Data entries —
--- --- ---

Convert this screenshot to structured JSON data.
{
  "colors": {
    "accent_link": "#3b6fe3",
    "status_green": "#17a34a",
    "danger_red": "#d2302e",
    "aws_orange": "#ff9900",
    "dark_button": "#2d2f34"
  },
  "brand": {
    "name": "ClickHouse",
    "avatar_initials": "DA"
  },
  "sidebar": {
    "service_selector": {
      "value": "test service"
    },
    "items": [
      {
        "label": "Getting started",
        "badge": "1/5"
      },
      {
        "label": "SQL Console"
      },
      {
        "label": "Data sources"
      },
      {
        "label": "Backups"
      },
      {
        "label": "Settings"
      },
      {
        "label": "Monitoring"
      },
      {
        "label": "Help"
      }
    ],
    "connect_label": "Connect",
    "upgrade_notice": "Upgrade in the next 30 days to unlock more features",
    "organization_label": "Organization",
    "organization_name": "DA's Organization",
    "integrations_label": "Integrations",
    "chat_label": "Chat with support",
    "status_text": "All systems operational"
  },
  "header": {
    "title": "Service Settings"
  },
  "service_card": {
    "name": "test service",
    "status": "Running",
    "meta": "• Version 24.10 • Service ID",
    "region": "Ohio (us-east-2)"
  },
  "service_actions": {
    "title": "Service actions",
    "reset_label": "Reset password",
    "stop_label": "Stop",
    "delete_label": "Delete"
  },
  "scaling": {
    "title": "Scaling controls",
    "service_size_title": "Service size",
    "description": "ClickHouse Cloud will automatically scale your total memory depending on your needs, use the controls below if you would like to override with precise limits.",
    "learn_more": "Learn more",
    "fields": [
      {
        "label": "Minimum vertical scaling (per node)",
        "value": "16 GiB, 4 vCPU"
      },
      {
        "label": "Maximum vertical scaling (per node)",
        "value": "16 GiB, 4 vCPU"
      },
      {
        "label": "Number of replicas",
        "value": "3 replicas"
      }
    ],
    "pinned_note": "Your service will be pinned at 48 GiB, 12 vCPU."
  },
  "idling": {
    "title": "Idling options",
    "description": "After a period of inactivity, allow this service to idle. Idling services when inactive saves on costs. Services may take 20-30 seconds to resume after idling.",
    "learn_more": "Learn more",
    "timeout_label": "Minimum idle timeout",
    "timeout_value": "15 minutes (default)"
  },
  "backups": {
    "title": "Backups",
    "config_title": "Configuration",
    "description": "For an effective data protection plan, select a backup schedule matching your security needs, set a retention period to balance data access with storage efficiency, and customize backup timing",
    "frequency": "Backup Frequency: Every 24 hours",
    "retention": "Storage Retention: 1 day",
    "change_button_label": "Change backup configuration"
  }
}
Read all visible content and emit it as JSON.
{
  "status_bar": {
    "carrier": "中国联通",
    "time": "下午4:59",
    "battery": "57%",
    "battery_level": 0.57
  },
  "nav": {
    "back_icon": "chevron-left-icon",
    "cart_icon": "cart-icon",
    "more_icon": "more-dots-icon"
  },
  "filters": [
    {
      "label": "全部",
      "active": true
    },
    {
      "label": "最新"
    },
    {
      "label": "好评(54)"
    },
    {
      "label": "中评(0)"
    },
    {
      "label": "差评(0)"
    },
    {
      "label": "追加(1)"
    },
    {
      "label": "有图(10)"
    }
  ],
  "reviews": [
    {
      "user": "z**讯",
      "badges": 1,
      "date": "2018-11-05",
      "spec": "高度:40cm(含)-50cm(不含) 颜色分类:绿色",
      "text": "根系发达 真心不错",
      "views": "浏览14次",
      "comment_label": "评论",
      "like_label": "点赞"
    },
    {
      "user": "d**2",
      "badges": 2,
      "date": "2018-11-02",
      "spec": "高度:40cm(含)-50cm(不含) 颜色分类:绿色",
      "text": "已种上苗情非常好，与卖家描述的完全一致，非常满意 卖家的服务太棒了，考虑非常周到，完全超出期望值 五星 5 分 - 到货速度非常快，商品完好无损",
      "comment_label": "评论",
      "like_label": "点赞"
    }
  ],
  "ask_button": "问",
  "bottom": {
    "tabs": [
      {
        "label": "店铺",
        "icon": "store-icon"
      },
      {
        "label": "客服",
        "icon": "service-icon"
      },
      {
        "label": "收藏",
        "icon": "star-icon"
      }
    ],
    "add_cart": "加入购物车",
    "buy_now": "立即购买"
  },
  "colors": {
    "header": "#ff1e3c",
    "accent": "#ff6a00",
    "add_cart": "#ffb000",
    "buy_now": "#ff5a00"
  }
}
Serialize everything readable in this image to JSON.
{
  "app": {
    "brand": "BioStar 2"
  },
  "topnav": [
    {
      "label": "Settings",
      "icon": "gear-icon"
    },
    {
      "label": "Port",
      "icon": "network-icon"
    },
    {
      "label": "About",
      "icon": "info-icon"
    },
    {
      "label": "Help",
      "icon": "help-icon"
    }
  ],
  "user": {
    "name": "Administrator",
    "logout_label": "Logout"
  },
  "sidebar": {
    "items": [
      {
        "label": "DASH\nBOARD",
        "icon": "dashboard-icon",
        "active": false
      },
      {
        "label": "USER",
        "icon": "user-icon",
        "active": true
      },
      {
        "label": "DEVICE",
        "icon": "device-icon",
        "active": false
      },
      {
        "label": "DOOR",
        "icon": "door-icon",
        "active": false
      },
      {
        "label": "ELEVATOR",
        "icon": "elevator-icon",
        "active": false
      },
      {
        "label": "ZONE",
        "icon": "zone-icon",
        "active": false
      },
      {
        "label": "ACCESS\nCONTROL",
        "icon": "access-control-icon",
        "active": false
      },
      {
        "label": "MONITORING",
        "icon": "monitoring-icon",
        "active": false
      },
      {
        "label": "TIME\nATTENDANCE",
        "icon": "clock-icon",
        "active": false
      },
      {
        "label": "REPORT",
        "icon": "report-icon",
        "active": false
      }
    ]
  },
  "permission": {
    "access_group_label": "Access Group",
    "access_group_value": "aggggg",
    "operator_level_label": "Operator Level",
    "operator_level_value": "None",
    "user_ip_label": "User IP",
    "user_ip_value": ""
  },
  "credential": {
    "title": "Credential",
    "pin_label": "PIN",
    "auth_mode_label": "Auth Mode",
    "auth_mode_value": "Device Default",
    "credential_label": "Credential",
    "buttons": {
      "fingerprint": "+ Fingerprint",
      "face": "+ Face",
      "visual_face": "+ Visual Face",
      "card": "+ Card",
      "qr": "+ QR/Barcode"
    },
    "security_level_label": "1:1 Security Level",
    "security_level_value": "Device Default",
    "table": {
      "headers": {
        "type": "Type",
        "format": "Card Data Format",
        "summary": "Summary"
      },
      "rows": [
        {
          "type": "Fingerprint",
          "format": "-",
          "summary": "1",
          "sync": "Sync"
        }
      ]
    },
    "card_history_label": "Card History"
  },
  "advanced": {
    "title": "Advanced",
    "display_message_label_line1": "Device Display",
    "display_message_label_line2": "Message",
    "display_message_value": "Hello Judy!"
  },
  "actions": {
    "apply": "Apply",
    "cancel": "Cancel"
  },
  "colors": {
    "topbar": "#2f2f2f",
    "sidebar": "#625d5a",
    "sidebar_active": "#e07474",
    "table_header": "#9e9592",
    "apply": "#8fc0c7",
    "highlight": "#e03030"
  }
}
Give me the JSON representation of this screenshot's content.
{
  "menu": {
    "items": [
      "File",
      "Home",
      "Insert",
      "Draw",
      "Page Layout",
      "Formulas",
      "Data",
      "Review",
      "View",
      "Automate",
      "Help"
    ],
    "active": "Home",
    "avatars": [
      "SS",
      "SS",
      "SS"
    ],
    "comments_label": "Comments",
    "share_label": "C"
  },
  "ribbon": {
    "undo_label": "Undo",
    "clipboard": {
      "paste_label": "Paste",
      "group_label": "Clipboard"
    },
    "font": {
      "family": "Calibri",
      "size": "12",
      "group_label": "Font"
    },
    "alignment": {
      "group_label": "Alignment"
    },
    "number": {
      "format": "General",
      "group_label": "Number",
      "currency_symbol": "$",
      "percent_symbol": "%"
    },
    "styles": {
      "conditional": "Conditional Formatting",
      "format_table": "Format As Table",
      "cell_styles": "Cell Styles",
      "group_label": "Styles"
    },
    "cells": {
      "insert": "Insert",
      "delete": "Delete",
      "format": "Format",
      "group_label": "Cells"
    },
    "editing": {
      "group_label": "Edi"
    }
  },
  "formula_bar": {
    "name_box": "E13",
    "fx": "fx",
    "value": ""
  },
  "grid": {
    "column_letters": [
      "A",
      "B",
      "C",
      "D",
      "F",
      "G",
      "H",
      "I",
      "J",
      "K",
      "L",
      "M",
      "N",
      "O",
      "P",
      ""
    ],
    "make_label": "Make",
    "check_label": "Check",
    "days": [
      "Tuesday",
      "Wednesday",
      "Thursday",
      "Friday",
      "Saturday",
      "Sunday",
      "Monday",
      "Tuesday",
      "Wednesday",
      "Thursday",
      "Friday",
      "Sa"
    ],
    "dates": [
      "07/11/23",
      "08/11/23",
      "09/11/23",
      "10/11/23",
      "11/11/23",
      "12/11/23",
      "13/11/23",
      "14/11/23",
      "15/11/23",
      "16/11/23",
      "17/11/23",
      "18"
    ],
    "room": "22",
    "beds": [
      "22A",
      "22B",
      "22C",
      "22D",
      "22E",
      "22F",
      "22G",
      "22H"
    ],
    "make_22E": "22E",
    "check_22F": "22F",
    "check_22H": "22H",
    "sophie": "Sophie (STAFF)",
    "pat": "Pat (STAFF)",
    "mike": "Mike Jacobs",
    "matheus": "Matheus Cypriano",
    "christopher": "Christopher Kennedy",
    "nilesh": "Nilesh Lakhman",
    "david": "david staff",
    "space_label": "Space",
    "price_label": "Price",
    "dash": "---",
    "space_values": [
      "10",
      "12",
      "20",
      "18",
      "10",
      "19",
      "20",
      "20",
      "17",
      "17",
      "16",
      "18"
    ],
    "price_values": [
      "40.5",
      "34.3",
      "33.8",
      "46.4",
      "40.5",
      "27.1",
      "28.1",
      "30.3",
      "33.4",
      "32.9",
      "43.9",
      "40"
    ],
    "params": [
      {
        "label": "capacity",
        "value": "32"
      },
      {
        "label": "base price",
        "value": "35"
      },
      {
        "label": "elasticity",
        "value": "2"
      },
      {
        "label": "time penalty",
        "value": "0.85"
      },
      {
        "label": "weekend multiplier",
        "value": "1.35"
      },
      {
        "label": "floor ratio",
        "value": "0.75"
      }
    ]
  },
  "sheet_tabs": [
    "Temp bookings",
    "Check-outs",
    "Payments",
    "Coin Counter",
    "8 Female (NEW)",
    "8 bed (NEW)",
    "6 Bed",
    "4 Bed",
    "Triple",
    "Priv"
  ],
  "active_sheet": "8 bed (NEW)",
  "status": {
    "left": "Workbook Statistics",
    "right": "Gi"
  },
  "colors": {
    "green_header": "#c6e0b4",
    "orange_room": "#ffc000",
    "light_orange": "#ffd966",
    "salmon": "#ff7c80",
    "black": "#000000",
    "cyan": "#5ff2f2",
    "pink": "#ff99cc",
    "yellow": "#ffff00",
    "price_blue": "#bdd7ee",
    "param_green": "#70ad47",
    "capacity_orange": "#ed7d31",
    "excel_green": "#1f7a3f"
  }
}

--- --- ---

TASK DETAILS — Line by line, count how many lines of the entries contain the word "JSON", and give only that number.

RESPONSE TO THIS EXERCISE — 4